App and web page records
● ● ● ● ● ● ●
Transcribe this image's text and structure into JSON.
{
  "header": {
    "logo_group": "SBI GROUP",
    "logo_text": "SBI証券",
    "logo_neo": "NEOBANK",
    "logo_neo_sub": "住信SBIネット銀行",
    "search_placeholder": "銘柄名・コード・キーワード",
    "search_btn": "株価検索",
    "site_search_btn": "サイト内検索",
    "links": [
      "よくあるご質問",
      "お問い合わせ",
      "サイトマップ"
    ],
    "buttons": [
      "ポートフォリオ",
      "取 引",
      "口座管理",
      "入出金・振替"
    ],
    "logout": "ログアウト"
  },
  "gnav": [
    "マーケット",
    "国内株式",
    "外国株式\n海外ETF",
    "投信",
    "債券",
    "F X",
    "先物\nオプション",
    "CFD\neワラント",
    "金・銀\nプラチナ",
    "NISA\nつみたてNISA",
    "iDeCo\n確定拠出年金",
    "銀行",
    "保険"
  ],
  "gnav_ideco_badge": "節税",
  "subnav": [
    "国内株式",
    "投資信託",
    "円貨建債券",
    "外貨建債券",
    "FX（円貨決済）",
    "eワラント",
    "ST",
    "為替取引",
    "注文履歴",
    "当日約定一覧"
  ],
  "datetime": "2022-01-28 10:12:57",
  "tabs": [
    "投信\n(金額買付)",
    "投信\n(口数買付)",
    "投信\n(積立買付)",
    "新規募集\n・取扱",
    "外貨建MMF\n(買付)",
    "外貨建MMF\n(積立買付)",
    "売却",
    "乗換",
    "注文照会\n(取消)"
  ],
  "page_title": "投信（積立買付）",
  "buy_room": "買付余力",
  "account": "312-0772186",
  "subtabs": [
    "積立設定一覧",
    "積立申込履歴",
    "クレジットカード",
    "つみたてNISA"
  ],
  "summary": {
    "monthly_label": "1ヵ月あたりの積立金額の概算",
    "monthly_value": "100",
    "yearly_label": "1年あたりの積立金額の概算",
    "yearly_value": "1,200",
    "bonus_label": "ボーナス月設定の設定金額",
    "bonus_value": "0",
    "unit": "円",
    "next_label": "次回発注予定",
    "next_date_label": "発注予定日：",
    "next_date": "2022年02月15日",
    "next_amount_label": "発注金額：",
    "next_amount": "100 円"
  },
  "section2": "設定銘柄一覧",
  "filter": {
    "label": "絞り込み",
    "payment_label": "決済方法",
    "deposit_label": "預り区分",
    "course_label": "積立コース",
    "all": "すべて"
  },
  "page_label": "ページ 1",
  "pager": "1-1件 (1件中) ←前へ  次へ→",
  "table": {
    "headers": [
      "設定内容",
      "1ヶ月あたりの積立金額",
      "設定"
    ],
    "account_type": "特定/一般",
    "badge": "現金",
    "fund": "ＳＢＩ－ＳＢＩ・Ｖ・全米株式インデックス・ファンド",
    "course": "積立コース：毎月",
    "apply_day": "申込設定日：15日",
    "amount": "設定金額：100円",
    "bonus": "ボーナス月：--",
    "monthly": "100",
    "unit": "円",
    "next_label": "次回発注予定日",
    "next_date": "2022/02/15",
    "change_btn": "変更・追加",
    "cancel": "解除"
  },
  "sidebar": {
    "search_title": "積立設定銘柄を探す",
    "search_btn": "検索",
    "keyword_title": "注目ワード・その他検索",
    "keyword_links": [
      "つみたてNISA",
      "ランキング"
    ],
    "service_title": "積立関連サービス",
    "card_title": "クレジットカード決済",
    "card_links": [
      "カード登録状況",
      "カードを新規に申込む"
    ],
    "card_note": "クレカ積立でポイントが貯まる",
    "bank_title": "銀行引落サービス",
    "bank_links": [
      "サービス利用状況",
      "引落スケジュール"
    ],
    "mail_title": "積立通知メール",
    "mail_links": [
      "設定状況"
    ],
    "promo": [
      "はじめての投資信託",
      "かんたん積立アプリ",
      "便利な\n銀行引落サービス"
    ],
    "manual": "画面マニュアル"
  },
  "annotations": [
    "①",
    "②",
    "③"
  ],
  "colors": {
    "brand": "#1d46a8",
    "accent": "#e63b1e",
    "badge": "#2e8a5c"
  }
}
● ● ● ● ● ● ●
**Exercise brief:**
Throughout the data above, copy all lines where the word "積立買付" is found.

**Final answer:**
    "投信\n(積立買付)",
    "外貨建MMF\n(積立買付)",
  "page_title": "投信（積立買付）",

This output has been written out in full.